Joint initiative by UNODC and CAMES introduces the anti-corruption agenda in Central and West African universities' curricula

Acknowledging the pervasive and destabilizing effects brought along by corruption, UNODC met on 2-4 June 2015 with thirty university teachers from thirteen West and Central African countries in Doha, Qatar. During the three day workshop, participants explored various ways of integrating the anti-corruption agenda into the curricula of African universities. Supported by the Doha-based Rule of Law and Anti-Corruption Center, the event also featured representatives from the African and Malagasy Council for Higher Education (CAMES).

The workshop was the realization of a partnership between UNODC and a number of knowledge driven institutions, dubbed the Anti-Corruption Academic Initiative (ACAD). ACAD aims to produce a multilingual and comprehensive set of support tools (including modules, syllabi, case studies and reference material) for universities to integrate in their academic programs. Corruption is a topic examined in a variety of academic fields such law, business, criminology or political science - yet there is little uniformity in the way it is presented.

 
UNODC experts and workshop participants

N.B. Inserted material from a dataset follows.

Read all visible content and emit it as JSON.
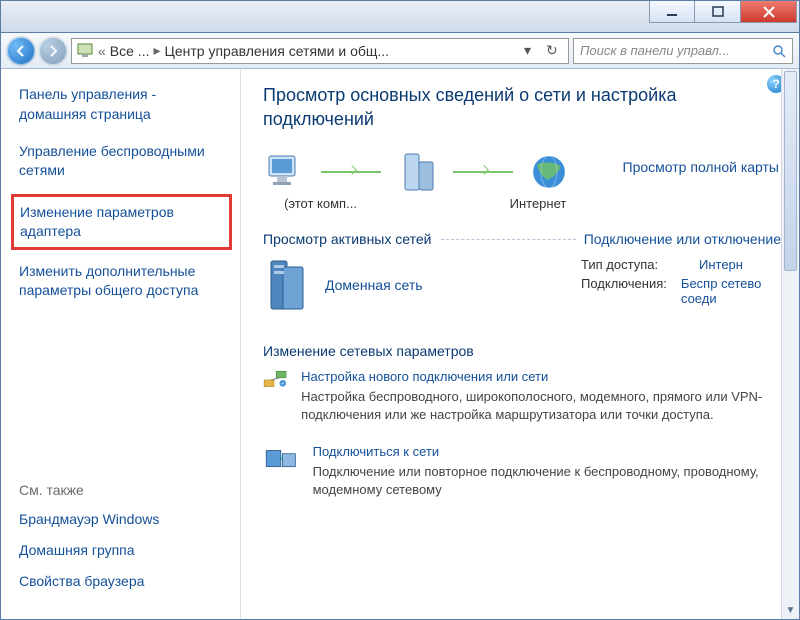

As such, participants at the workshop laid the foundations of a multidisciplinary template class on anti-corruption, centered on the United Nations Convention against Corruption (UNCAC) and its applications. Additionally, the potential synergies that would result from an increased collaboration between international organizations and universities were also highlighted. The final declaration (available in French here) calls for bodies such as UNODC and UNESCO to further collaborate with West and Central African Universities. In this context, a follow up meeting hosted by CAMES will take place next month in Libreville, Gabon.

As the official guardian of UNCAC, and as a contributor to the United Nations Integrated Strategy for the Sahel (UNISS), UNODC routinely delivers capacity building exercises aimed at curbing corruption across sectors and industries. This workshop in particular was made possible thanks to the financial support of the government of Denmark.

Further information:

Anti-Corruption Academic Initiative

United Nations Convention against Corruption

UN Integrated Strategy for the Sahel

UNODC Contribution to the UN Integrated Strategy for the Sahel